|India 217: Rahane 49, Kohli 44; Jamieson 5-31|
|New Zealand 101-2: Conway 54, Latham 30|
|India lead by 116 runs|
New Zealand wrestled the initiative from India on a fascinating third day of the World Test Championship final.
The Black Caps battled through India’s constant pressure to close on 101-2, 116 runs behind in Southampton.
India began in a good position at 146-3 but lost captain Virat Kohli lbw to Kyle Jamieson in the third full over of the day for his overnight score of 44.
Jamieson took a superb 5-31, including the wickets of Ishant Sharma and Jasprit Bumrah in consecutive balls.
Vice-captain Ajinkya Rahane, who foolishly succumbed to Neil Wagner’s short-ball trap, top scored with 49 in India’s 217 all out.
New Zealand openers Devon Conway and Tom Latham then grittily repelled India’s attack, putting on 70 before Latham hit spinner Ravichandran Ashwin to Kohli at short extra cover.
In the day’s closing moments, Ishant boosted India by prising out left-hander Conway for 54, two balls before the players were taken off for bad light.
It left the showpiece final tightly poised, with New Zealand slight favourites to be crowned as the International Cricket Council’s first Test world champions.
But, more rain is forecast on Monday which, along with the time already lost to the weather, may prevent either side being able to force a win – even with the addition of a sixth day.
Test comes to life on fascinating day
Day three showed how these sides are capable of providing an encounter fitting of the occasions after two frustrating days – the first washed out entirely and the second blighted by bad light.
New Zealand’s bowlers – the 6ft 8ins Jamieson in particular – were exceptional.
There were as many maidens as runs in the first half hour and New Zealand’s slip fielders backed up the bowling brilliantly.
After Rishabh Pant had first been tied down and then tempted into a wild drive to become Jamieson’s third victim, caught at second slip for four, Ashwin provided a brief counter-attack. His 27-ball 22 took India to a respectable total given the conditions.
It was soon New Zealand’s turn to be probed under cloudy skies – the vocal, 3,000-strong crowd engaged in the contest.
Shami was the most impressive of India’s vaunted attack on his return following injury, and twice came close to having Latham caught in the gully.
Eventually, the left-hander’s wicket came as a surprise when, shortly after drinks and on 32, he drove a slightly slower ball from Ashwin and Kohli took a smart catch above his head.
India continued to press for wickets, Bumrah bowling a good spell, and were rewarded late on through pace bowler Ishant.

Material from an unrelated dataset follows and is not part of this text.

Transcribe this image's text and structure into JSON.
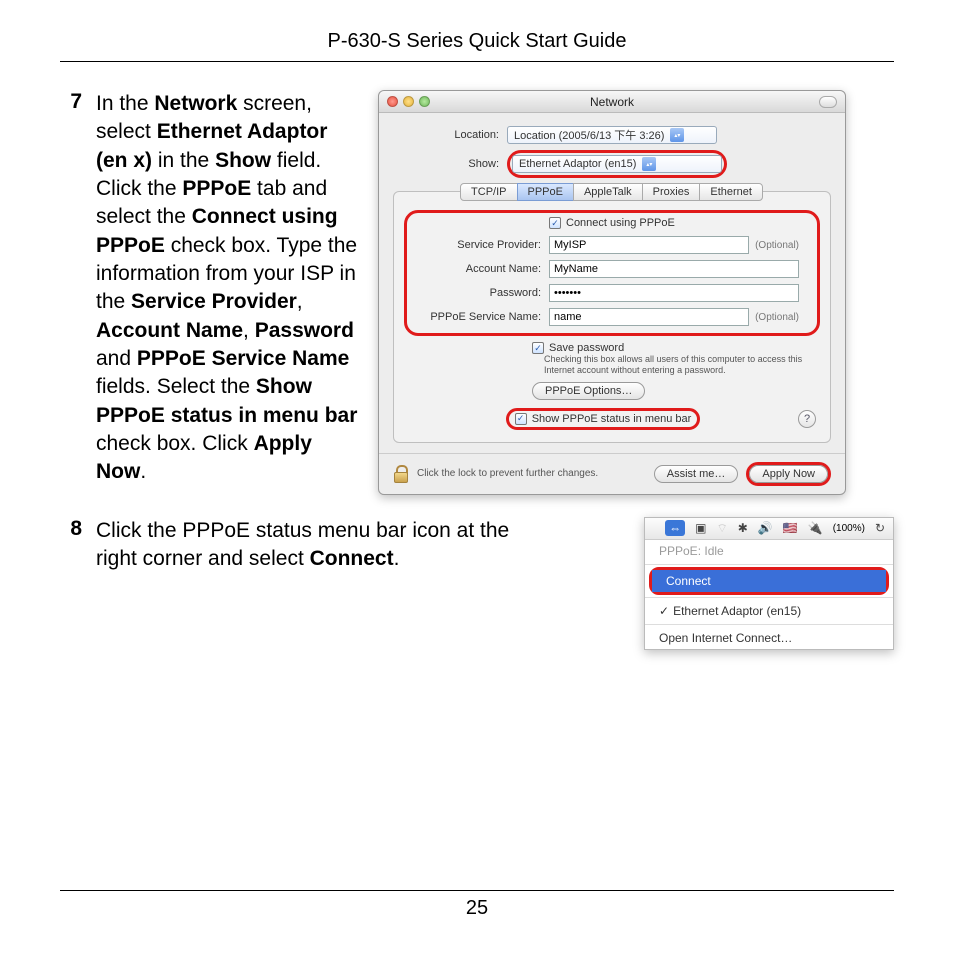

Conway, rarely troubled previously, skewed a flick off his pads to mid-on as the darkness closed in.
Jamieson wins Kohli duel
Jamieson’s performance continued his remarkable start to Test cricket.
He has taken five five-wicket hauls in his first eight Tests, a feat only six men have achieved since the First World War.
Bowling from a towering height, he was metronomic and trapped Kohli in front of the stumps with a ball that nipped back off the seam.
It was an intriguing battle with a player signed by Kohli’s Royal Challengers Bangalore franchise for the India Premier League earlier this year.
During the pace bowler’s stint with RCB, Kohli suggested that he and Jamieson have a red-ball net, but Jamieson declined – with the intimation that he did so to prevent India’s superstar batsman getting a closer look at his action.
Jamieson’s line, awkward bounce, and movement in the air and off the pitch proved too good for Ishant, who edged to first slip, and Bumrah, who fell lbw first ball, although last man Mohammed Shami denied the 26-year-old a hat-trick by driving his first delivery through extra cover for four.
‘Jamieson is just getting better’ – reaction
Ex-New Zealand captain Jeremy Coney on BBC Test Match Special: “The game is poised. I know New Zealand haven’t lost loads of wickets today, but Taylor and Nicholls are still a bit uncertain and the same thing could happen to New Zealand as what happened to India this morning.
“Jamieson is just getting better every time he plays. He’s not the quickest but it’s the height that creates such an awkward bounce.”
New Zealand bowler Kyle Jamieson, speaking to Sky Sports: “I still don’t think Test cricket has come easily. I ride the coat-tails of the other guys. The pressure they build up, I ride on. It means if we can keep doing that, one of us comes away with some wickets.”
India opener Shubman Gill: “[Conway] was a crucial wicket for us. When the play will start tomorrow, we’ll have a slight edge on them because both of them [batsmen] are relatively new on the crease.”